┌─ Recorded information

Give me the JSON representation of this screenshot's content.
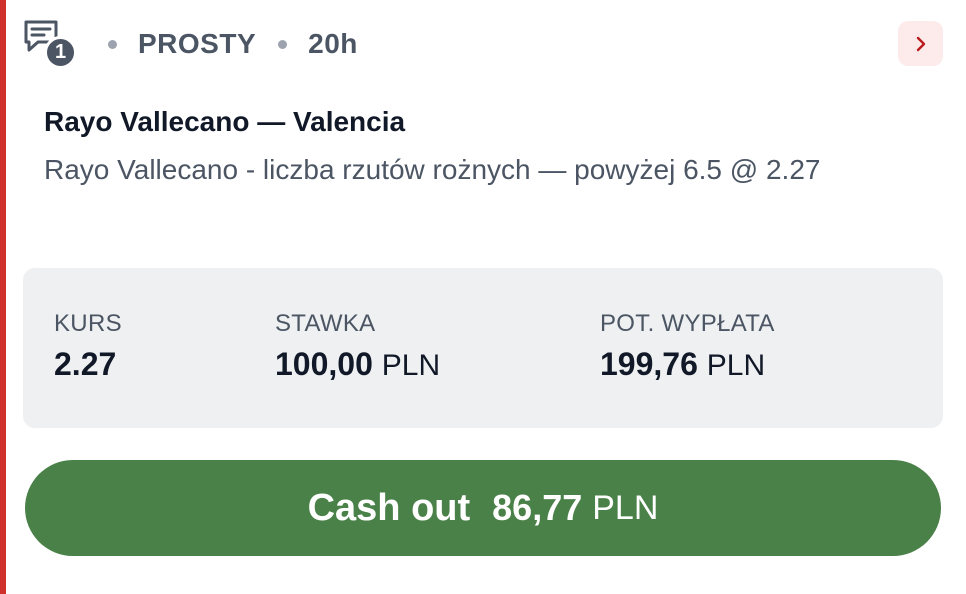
{
  "header": {
    "bet_count": "1",
    "bet_type": "PROSTY",
    "time_left": "20h"
  },
  "bet": {
    "match": "Rayo Vallecano — Valencia",
    "selection": "Rayo Vallecano - liczba rzutów rożnych — powyżej 6.5 @ 2.27"
  },
  "stats": {
    "odds_label": "KURS",
    "odds_value": "2.27",
    "stake_label": "STAWKA",
    "stake_value": "100,00",
    "stake_currency": "PLN",
    "payout_label": "POT. WYPŁATA",
    "payout_value": "199,76",
    "payout_currency": "PLN"
  },
  "cashout": {
    "label": "Cash out",
    "amount": "86,77",
    "currency": "PLN"
  },
  "colors": {
    "accent_red": "#d0312d",
    "cashout_green": "#4a8148",
    "stats_bg": "#eef0f2"
  },
  "icons": {
    "bet_slip": "receipt-chat-icon",
    "expand": "chevron-right-icon"
  }
}
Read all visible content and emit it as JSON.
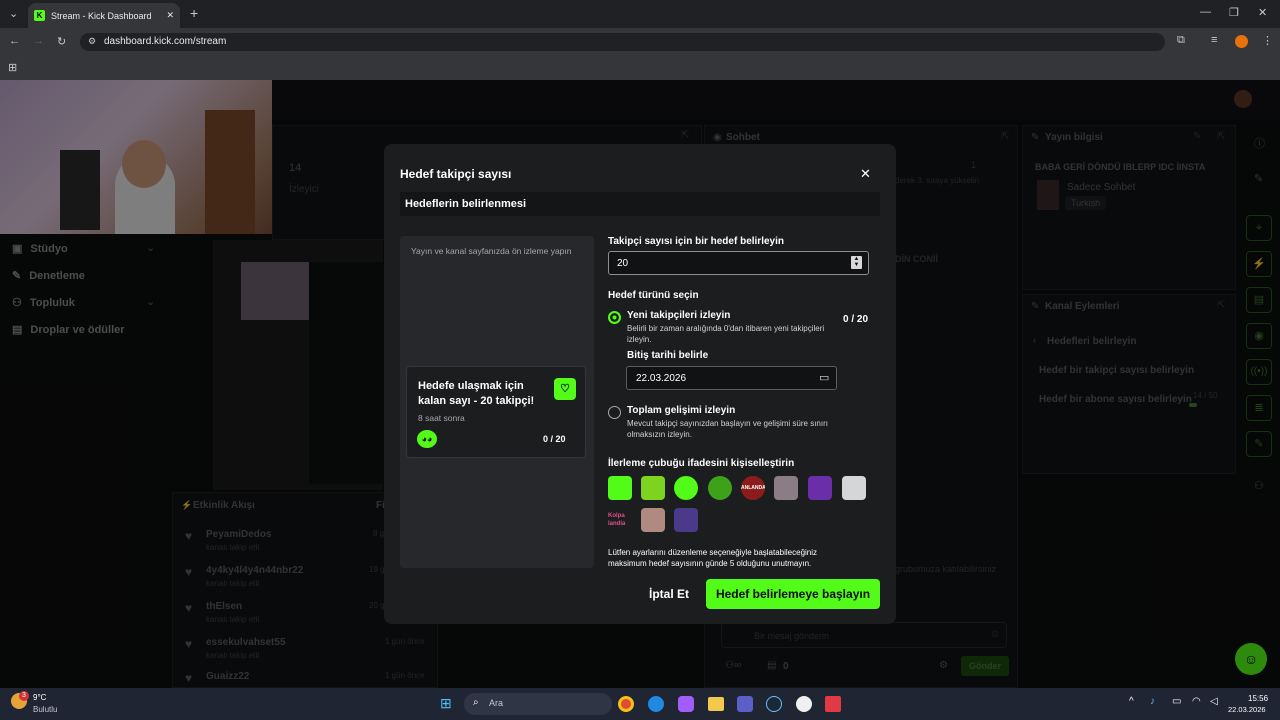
{
  "browser": {
    "tab_title": "Stream - Kick Dashboard",
    "url": "dashboard.kick.com/stream"
  },
  "sidebar": {
    "items": [
      {
        "label": "Stüdyo"
      },
      {
        "label": "Denetleme"
      },
      {
        "label": "Topluluk"
      },
      {
        "label": "Droplar ve ödüller"
      }
    ]
  },
  "background": {
    "viewers_count": "14",
    "viewers_label": "İzleyici",
    "chat_title": "Sohbet",
    "chat_snippet": "derek 3. sıraya yükselin",
    "chat_name": "DİN CONİİ",
    "chat_count": "1",
    "stream_info_title": "Yayın bilgisi",
    "stream_title": "BABA GERİ DÖNDÜ IBLERP IDC İINSTA",
    "category": "Sadece Sohbet",
    "language": "Turkish",
    "channel_actions_title": "Kanal Eylemleri",
    "goals_back": "Hedefleri belirleyin",
    "goal_followers": "Hedef bir takipçi sayısı belirleyin",
    "goal_subs": "Hedef bir abone sayısı belirleyin",
    "sub_progress": "14 / 50",
    "join_text": "grubumuza katılabilirsiniz",
    "chat_placeholder": "Bir mesaj gönderin",
    "send_label": "Gönder",
    "bottom_count": "0",
    "activity_title": "Etkinlik Akışı",
    "activity_filter": "Fi",
    "activity": [
      {
        "name": "PeyamiDedos",
        "sub": "kanalı takip etti",
        "time": "8 gü"
      },
      {
        "name": "4y4ky4l4y4n44nbr22",
        "sub": "kanalı takip etti",
        "time": "19 gü"
      },
      {
        "name": "thElsen",
        "sub": "kanalı takip etti",
        "time": "20 gü"
      },
      {
        "name": "essekulvahset55",
        "sub": "kanalı takip etti",
        "time": "1 gün önce"
      },
      {
        "name": "Guaizz22",
        "sub": "",
        "time": "1 gün önce"
      }
    ]
  },
  "modal": {
    "title": "Hedef takipçi sayısı",
    "section_title": "Hedeflerin belirlenmesi",
    "preview_hint": "Yayın ve kanal sayfanızda ön izleme yapın",
    "preview_card": {
      "title": "Hedefe ulaşmak için kalan sayı - 20 takipçi!",
      "time": "8 saat sonra",
      "progress": "0 / 20"
    },
    "target_label": "Takipçi sayısı için bir hedef belirleyin",
    "target_value": "20",
    "type_label": "Hedef türünü seçin",
    "option1": {
      "title": "Yeni takipçileri izleyin",
      "desc": "Belirli bir zaman aralığında 0'dan itibaren yeni takipçileri izleyin.",
      "progress": "0 / 20"
    },
    "end_date_label": "Bitiş tarihi belirle",
    "end_date_value": "22.03.2026",
    "option2": {
      "title": "Toplam gelişimi izleyin",
      "desc": "Mevcut takipçi sayınızdan başlayın ve gelişimi süre sınırı olmaksızın izleyin."
    },
    "emote_label": "İlerleme çubuğu ifadesini kişiselleştirin",
    "emote_text_1": "ANLANDA",
    "emote_text_2": "Kolpa landia",
    "note": "Lütfen ayarlarını düzenleme seçeneğiyle başlatabileceğiniz maksimum hedef sayısının günde 5 olduğunu unutmayın.",
    "cancel_label": "İptal Et",
    "submit_label": "Hedef belirlemeye başlayın"
  },
  "taskbar": {
    "weather_temp": "9°C",
    "weather_desc": "Bulutlu",
    "search_placeholder": "Ara",
    "time": "15:56",
    "date": "22.03.2026",
    "notif_count": "3"
  },
  "colors": {
    "accent": "#53fc18",
    "modal_bg": "#1c1d1f"
  }
}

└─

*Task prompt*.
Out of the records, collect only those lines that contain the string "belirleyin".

*Response to this task*.
    "goals_back": "Hedefleri belirleyin",
    "goal_followers": "Hedef bir takipçi sayısı belirleyin",
    "goal_subs": "Hedef bir abone sayısı belirleyin",
    "target_label": "Takipçi sayısı için bir hedef belirleyin",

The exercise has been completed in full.